Low FODMAP breadmaking
Just when you thought dietary preferences couldn't get any more high-maintenance . . . My husband started a low-FODMAP diet a few months ago. It is sort of the latest dietary crazy BUT he has suffered from IBS all his life and had terrible cramps and he feels 100 percent better following this. FODMAPS are a group of carbohydrates some people have difficulty digesting . . . they are not proteins or oils . . . so gluten is NOT a FODMAP but wheat, spelt, barley, rye, kamut are. Oats and amaranth have moderate amounts. There are a whole bunch of other foods that are high in FODMAPS that need to be avoided--many of them find their way into GF FOODS (bean flours, dry milk, agave, chicory, garlic, etc).

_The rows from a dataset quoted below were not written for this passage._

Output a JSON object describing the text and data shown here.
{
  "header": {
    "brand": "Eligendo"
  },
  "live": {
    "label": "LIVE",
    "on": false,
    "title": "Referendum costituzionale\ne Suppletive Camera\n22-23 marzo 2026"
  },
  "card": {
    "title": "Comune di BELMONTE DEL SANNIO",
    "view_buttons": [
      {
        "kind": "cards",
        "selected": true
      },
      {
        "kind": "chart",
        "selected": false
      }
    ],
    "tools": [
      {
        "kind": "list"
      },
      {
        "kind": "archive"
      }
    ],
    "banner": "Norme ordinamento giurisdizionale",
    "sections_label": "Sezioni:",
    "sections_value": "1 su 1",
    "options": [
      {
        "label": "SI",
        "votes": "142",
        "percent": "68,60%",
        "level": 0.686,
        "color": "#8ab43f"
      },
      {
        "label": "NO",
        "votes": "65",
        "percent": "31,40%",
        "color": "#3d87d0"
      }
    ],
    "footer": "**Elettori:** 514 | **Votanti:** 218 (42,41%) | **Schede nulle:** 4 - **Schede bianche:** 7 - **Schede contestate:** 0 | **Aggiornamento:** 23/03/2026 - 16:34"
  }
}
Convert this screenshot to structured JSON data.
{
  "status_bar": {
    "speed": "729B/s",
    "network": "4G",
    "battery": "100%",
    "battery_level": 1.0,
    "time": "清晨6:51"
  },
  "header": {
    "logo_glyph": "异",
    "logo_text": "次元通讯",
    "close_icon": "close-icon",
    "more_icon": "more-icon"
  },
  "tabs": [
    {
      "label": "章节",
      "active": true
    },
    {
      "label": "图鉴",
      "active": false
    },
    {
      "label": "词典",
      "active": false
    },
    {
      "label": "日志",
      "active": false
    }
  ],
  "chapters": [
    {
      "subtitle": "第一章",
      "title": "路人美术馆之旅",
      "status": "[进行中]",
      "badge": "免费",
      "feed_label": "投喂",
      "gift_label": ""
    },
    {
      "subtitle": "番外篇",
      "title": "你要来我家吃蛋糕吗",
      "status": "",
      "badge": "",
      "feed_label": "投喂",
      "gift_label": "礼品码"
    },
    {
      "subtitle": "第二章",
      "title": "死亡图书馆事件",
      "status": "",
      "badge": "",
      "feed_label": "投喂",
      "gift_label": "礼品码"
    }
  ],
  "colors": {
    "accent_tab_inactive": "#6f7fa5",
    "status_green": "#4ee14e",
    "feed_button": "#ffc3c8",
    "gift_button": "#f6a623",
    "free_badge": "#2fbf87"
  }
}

So this is my question: I want to add gluten to a GF flour but I am not entirely sure how to substitute or what to expect. I was watching the Breadtopia sourdough starter video earlier and he mentioned rice flour not being as absorbent. Any idea what would be the best flour to do this with? Also, I found David's reply on a different thread and that is exactly what I was thinking but I am still unsure and wondering if anyone has tried this or what other modifications I should probably make.

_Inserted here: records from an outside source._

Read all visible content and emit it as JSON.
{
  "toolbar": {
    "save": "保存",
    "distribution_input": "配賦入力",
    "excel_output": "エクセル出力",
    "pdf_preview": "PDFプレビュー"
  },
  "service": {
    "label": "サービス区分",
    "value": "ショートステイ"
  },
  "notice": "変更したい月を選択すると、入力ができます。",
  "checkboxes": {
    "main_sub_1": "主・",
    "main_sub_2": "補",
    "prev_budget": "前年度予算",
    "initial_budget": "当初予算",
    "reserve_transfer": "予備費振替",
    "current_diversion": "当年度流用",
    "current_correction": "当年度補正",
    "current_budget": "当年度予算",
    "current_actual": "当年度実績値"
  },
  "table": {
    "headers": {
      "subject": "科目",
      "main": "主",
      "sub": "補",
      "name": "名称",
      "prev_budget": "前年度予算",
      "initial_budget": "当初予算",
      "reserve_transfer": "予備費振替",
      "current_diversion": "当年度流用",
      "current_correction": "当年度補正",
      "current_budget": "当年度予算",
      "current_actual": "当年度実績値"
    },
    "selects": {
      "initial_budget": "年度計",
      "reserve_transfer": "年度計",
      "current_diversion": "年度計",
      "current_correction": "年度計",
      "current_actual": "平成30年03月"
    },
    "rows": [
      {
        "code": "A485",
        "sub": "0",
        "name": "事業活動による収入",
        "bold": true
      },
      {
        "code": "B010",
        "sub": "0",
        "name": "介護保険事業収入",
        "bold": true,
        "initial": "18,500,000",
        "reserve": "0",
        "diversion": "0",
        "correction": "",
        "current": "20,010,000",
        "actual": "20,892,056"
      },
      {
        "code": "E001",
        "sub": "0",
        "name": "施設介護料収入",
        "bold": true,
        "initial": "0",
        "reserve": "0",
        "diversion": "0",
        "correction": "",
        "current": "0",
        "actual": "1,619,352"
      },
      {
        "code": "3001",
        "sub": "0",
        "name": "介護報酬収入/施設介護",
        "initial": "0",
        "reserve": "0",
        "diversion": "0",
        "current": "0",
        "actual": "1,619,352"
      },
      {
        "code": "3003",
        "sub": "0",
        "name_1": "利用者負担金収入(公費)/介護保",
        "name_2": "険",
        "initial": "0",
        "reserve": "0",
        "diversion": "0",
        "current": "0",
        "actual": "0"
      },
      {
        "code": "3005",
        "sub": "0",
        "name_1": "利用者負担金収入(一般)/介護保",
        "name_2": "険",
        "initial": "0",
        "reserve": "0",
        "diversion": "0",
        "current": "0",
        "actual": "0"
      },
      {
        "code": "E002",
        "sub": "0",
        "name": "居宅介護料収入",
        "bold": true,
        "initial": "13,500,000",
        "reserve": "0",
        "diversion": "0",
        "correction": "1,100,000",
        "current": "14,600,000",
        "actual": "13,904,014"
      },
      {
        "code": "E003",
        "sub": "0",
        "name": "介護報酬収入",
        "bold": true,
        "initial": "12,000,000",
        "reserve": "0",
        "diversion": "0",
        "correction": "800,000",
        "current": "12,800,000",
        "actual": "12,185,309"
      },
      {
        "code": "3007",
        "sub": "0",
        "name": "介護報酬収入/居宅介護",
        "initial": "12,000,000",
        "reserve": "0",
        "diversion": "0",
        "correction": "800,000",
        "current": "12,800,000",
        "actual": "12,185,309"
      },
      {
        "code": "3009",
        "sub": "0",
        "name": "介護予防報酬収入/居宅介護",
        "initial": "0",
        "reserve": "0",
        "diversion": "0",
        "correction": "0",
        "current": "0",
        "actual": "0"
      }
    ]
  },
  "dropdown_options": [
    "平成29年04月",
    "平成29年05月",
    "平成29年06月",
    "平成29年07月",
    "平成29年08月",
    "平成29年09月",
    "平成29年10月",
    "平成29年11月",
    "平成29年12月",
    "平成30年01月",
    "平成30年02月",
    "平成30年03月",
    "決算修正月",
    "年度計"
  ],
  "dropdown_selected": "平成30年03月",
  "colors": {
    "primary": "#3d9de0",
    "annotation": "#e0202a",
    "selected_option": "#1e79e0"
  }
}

Well, you could use some wheat free/ gluten free flour, and add the gluten back in with Vital Wheat Gluten. Technically, you'd be getting a tiny amount of wheat. But you'd be getting a large amount of gluten highly concentrated, so it wouldn't take much added to the recipe to do the trick. The VWG I have is 8g protein in every 12g of the powder. If you mixed 25g of that VWG for every 100g GF flour, you'd have about as much gluten as a decent white bread flour. A good loaf could possibly be made of maybe 400g GF flour, 300g water, 100g VWG, and half a packet of yeast. You could do the same with any flour you want to try to use, I guess. It stands to reason you may have to knead a little more to make sure all the gluten is well distributed and well developed throughout the loaf, since it isn't an integral part of the flour. Bake at maybe 350F to 375F for about 35 to 40 minutes for a soft pan loaf. Higher temp and steam for a crusty boule. If you really want a crusty boule, batard, or baguette, you should also use more water to make up for the higher heat.

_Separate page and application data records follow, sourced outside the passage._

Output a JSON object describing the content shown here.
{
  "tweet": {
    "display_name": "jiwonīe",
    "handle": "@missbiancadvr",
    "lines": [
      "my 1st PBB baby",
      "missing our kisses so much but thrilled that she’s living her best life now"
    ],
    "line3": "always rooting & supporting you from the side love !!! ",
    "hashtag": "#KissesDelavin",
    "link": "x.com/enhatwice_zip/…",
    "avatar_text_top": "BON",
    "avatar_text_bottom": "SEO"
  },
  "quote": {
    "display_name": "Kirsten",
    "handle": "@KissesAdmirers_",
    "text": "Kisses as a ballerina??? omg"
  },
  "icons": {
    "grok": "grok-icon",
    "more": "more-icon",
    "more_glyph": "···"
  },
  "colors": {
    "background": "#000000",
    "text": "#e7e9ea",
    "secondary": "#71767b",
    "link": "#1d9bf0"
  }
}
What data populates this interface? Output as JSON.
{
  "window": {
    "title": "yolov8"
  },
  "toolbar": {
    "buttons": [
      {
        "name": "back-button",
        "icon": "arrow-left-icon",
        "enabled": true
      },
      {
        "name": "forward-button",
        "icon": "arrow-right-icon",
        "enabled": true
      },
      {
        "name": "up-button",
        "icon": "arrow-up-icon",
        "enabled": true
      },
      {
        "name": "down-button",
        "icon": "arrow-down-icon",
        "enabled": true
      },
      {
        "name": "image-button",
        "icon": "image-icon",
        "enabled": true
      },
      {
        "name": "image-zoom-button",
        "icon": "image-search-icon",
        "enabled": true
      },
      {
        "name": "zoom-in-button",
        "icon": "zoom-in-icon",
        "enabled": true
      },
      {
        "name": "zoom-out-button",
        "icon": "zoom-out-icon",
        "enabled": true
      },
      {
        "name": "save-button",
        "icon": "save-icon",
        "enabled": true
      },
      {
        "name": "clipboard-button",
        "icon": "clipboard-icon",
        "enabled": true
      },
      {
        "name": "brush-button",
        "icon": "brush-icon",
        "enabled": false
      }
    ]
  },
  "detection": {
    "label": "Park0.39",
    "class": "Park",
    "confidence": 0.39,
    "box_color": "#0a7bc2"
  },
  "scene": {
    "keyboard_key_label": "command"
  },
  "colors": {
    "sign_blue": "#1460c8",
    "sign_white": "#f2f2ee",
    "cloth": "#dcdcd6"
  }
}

Any help or suggestions would be very helpful .
BTW, the low FODMAP diet sounds weird and very draconian but after a while you are supposed to start to try out different foods to see which ones are tolerable and which ones really cause problems. Spelt sourdough is supposedly low FODMAP and tolderable (because of the fermentation) but that is a couple of weeks away.